* _Assignment_
Reproduce each line below without any alteration.

* _Material supplied_
=======
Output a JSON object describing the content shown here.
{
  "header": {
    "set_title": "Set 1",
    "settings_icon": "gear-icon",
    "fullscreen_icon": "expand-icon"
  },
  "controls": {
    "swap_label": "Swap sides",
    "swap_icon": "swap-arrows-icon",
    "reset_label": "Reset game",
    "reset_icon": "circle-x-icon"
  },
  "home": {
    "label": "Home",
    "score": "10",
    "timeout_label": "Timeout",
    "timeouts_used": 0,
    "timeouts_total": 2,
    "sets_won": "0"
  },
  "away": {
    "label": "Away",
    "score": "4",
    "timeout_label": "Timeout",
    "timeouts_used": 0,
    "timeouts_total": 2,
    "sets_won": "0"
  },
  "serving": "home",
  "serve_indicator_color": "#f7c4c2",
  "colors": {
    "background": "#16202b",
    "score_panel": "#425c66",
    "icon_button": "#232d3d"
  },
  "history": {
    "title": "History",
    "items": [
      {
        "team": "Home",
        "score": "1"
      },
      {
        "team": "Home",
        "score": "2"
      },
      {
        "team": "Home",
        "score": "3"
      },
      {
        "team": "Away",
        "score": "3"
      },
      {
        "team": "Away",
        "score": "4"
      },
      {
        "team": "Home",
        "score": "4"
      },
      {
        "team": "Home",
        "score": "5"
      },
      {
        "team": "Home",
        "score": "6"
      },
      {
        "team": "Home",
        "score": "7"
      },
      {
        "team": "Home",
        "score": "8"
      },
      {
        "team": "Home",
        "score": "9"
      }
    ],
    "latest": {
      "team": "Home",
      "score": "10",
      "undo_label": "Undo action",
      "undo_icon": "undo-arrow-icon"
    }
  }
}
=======
* _Task response_
Output a JSON object describing the content shown here.
{
  "header": {
    "set_title": "Set 1",
    "settings_icon": "gear-icon",
    "fullscreen_icon": "expand-icon"
  },
  "controls": {
    "swap_label": "Swap sides",
    "swap_icon": "swap-arrows-icon",
    "reset_label": "Reset game",
    "reset_icon": "circle-x-icon"
  },
  "home": {
    "label": "Home",
    "score": "10",
    "timeout_label": "Timeout",
    "timeouts_used": 0,
    "timeouts_total": 2,
    "sets_won": "0"
  },
  "away": {
    "label": "Away",
    "score": "4",
    "timeout_label": "Timeout",
    "timeouts_used": 0,
    "timeouts_total": 2,
    "sets_won": "0"
  },
  "serving": "home",
  "serve_indicator_color": "#f7c4c2",
  "colors": {
    "background": "#16202b",
    "score_panel": "#425c66",
    "icon_button": "#232d3d"
  },
  "history": {
    "title": "History",
    "items": [
      {
        "team": "Home",
        "score": "1"
      },
      {
        "team": "Home",
        "score": "2"
      },
      {
        "team": "Home",
        "score": "3"
      },
      {
        "team": "Away",
        "score": "3"
      },
      {
        "team": "Away",
        "score": "4"
      },
      {
        "team": "Home",
        "score": "4"
      },
      {
        "team": "Home",
        "score": "5"
      },
      {
        "team": "Home",
        "score": "6"
      },
      {
        "team": "Home",
        "score": "7"
      },
      {
        "team": "Home",
        "score": "8"
      },
      {
        "team": "Home",
        "score": "9"
      }
    ],
    "latest": {
      "team": "Home",
      "score": "10",
      "undo_label": "Undo action",
      "undo_icon": "undo-arrow-icon"
    }
  }
}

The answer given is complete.